**Required action**
Extract each line of the data below exactly as written.

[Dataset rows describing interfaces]
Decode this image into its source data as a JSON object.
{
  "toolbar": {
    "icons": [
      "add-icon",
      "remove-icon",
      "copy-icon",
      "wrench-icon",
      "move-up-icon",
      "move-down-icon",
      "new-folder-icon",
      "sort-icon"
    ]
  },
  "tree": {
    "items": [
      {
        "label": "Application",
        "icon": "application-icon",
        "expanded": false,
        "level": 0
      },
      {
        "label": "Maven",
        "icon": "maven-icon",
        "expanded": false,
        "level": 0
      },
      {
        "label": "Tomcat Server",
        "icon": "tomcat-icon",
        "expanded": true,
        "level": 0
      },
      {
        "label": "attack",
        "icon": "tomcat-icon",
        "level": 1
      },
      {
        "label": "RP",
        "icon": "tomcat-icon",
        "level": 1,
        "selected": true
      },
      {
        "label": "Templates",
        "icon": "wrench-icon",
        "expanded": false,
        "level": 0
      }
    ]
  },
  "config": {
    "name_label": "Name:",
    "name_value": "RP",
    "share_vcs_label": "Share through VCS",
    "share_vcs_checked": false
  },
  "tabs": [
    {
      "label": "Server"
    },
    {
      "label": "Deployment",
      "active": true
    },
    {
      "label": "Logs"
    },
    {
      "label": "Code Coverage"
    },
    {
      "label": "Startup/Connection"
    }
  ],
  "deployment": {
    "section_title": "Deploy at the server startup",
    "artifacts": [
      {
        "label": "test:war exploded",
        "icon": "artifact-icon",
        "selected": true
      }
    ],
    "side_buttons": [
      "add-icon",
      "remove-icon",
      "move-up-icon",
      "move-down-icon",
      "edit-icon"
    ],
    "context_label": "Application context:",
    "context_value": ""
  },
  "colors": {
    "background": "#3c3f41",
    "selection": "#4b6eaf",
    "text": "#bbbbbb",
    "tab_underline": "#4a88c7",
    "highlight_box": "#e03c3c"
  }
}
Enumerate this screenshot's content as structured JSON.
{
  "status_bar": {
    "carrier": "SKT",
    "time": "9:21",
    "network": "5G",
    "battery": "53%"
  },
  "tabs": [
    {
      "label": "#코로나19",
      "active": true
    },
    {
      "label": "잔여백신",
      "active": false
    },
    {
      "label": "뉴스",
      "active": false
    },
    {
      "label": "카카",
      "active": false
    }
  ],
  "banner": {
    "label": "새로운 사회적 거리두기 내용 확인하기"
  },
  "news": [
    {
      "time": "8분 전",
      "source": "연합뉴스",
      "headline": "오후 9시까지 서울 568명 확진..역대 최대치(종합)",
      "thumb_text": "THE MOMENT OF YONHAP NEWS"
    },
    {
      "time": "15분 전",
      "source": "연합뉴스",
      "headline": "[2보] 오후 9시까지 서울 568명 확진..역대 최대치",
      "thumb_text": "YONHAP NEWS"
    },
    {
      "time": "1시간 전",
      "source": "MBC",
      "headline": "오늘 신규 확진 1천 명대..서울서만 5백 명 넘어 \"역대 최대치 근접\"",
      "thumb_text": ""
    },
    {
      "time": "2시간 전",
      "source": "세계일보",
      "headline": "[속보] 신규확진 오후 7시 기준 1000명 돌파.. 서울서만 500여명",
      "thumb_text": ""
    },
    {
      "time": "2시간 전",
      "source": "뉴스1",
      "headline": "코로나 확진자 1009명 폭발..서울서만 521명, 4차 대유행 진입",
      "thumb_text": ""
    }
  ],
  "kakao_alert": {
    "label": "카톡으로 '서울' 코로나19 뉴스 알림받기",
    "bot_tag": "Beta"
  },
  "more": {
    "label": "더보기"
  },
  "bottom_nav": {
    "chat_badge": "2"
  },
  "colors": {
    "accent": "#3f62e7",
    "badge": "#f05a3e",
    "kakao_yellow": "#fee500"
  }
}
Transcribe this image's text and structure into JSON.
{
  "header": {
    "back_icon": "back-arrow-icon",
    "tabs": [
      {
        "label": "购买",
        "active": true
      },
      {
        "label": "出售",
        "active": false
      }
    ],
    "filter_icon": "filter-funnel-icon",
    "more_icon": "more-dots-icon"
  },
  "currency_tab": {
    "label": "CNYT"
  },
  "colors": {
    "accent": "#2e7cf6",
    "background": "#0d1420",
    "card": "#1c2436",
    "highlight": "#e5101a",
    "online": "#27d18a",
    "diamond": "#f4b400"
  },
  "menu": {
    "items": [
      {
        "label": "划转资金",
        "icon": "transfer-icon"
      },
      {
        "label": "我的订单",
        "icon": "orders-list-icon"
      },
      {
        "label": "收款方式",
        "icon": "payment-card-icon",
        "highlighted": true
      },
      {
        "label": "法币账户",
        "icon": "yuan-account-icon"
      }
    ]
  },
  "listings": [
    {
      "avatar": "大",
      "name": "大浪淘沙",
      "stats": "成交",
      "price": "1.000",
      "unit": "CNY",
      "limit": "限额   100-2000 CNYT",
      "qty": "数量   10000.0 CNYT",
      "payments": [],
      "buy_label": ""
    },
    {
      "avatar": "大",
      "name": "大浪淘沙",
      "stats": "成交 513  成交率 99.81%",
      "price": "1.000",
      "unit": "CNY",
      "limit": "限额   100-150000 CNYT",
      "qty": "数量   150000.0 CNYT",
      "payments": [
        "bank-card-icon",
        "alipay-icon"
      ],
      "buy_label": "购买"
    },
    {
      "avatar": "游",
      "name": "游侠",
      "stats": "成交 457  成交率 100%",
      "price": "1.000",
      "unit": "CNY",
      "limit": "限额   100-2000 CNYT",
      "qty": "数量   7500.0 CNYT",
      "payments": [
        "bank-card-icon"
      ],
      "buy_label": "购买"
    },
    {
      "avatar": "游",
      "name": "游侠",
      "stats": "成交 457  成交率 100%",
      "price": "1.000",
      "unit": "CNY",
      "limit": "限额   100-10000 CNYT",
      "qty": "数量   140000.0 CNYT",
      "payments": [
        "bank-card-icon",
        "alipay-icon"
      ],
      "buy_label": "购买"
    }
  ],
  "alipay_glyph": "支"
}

**Answer section**
Decode this image into its source data as a JSON object.
{
  "toolbar": {
    "icons": [
      "add-icon",
      "remove-icon",
      "copy-icon",
      "wrench-icon",
      "move-up-icon",
      "move-down-icon",
      "new-folder-icon",
      "sort-icon"
    ]
  },
  "tree": {
    "items": [
      {
        "label": "Application",
        "icon": "application-icon",
        "expanded": false,
        "level": 0
      },
      {
        "label": "Maven",
        "icon": "maven-icon",
        "expanded": false,
        "level": 0
      },
      {
        "label": "Tomcat Server",
        "icon": "tomcat-icon",
        "expanded": true,
        "level": 0
      },
      {
        "label": "attack",
        "icon": "tomcat-icon",
        "level": 1
      },
      {
        "label": "RP",
        "icon": "tomcat-icon",
        "level": 1,
        "selected": true
      },
      {
        "label": "Templates",
        "icon": "wrench-icon",
        "expanded": false,
        "level": 0
      }
    ]
  },
  "config": {
    "name_label": "Name:",
    "name_value": "RP",
    "share_vcs_label": "Share through VCS",
    "share_vcs_checked": false
  },
  "tabs": [
    {
      "label": "Server"
    },
    {
      "label": "Deployment",
      "active": true
    },
    {
      "label": "Logs"
    },
    {
      "label": "Code Coverage"
    },
    {
      "label": "Startup/Connection"
    }
  ],
  "deployment": {
    "section_title": "Deploy at the server startup",
    "artifacts": [
      {
        "label": "test:war exploded",
        "icon": "artifact-icon",
        "selected": true
      }
    ],
    "side_buttons": [
      "add-icon",
      "remove-icon",
      "move-up-icon",
      "move-down-icon",
      "edit-icon"
    ],
    "context_label": "Application context:",
    "context_value": ""
  },
  "colors": {
    "background": "#3c3f41",
    "selection": "#4b6eaf",
    "text": "#bbbbbb",
    "tab_underline": "#4a88c7",
    "highlight_box": "#e03c3c"
  }
}
Enumerate this screenshot's content as structured JSON.
{
  "status_bar": {
    "carrier": "SKT",
    "time": "9:21",
    "network": "5G",
    "battery": "53%"
  },
  "tabs": [
    {
      "label": "#코로나19",
      "active": true
    },
    {
      "label": "잔여백신",
      "active": false
    },
    {
      "label": "뉴스",
      "active": false
    },
    {
      "label": "카카",
      "active": false
    }
  ],
  "banner": {
    "label": "새로운 사회적 거리두기 내용 확인하기"
  },
  "news": [
    {
      "time": "8분 전",
      "source": "연합뉴스",
      "headline": "오후 9시까지 서울 568명 확진..역대 최대치(종합)",
      "thumb_text": "THE MOMENT OF YONHAP NEWS"
    },
    {
      "time": "15분 전",
      "source": "연합뉴스",
      "headline": "[2보] 오후 9시까지 서울 568명 확진..역대 최대치",
      "thumb_text": "YONHAP NEWS"
    },
    {
      "time": "1시간 전",
      "source": "MBC",
      "headline": "오늘 신규 확진 1천 명대..서울서만 5백 명 넘어 \"역대 최대치 근접\"",
      "thumb_text": ""
    },
    {
      "time": "2시간 전",
      "source": "세계일보",
      "headline": "[속보] 신규확진 오후 7시 기준 1000명 돌파.. 서울서만 500여명",
      "thumb_text": ""
    },
    {
      "time": "2시간 전",
      "source": "뉴스1",
      "headline": "코로나 확진자 1009명 폭발..서울서만 521명, 4차 대유행 진입",
      "thumb_text": ""
    }
  ],
  "kakao_alert": {
    "label": "카톡으로 '서울' 코로나19 뉴스 알림받기",
    "bot_tag": "Beta"
  },
  "more": {
    "label": "더보기"
  },
  "bottom_nav": {
    "chat_badge": "2"
  },
  "colors": {
    "accent": "#3f62e7",
    "badge": "#f05a3e",
    "kakao_yellow": "#fee500"
  }
}
Transcribe this image's text and structure into JSON.
{
  "header": {
    "back_icon": "back-arrow-icon",
    "tabs": [
      {
        "label": "购买",
        "active": true
      },
      {
        "label": "出售",
        "active": false
      }
    ],
    "filter_icon": "filter-funnel-icon",
    "more_icon": "more-dots-icon"
  },
  "currency_tab": {
    "label": "CNYT"
  },
  "colors": {
    "accent": "#2e7cf6",
    "background": "#0d1420",
    "card": "#1c2436",
    "highlight": "#e5101a",
    "online": "#27d18a",
    "diamond": "#f4b400"
  },
  "menu": {
    "items": [
      {
        "label": "划转资金",
        "icon": "transfer-icon"
      },
      {
        "label": "我的订单",
        "icon": "orders-list-icon"
      },
      {
        "label": "收款方式",
        "icon": "payment-card-icon",
        "highlighted": true
      },
      {
        "label": "法币账户",
        "icon": "yuan-account-icon"
      }
    ]
  },
  "listings": [
    {
      "avatar": "大",
      "name": "大浪淘沙",
      "stats": "成交",
      "price": "1.000",
      "unit": "CNY",
      "limit": "限额   100-2000 CNYT",
      "qty": "数量   10000.0 CNYT",
      "payments": [],
      "buy_label": ""
    },
    {
      "avatar": "大",
      "name": "大浪淘沙",
      "stats": "成交 513  成交率 99.81%",
      "price": "1.000",
      "unit": "CNY",
      "limit": "限额   100-150000 CNYT",
      "qty": "数量   150000.0 CNYT",
      "payments": [
        "bank-card-icon",
        "alipay-icon"
      ],
      "buy_label": "购买"
    },
    {
      "avatar": "游",
      "name": "游侠",
      "stats": "成交 457  成交率 100%",
      "price": "1.000",
      "unit": "CNY",
      "limit": "限额   100-2000 CNYT",
      "qty": "数量   7500.0 CNYT",
      "payments": [
        "bank-card-icon"
      ],
      "buy_label": "购买"
    },
    {
      "avatar": "游",
      "name": "游侠",
      "stats": "成交 457  成交率 100%",
      "price": "1.000",
      "unit": "CNY",
      "limit": "限额   100-10000 CNYT",
      "qty": "数量   140000.0 CNYT",
      "payments": [
        "bank-card-icon",
        "alipay-icon"
      ],
      "buy_label": "购买"
    }
  ],
  "alipay_glyph": "支"
}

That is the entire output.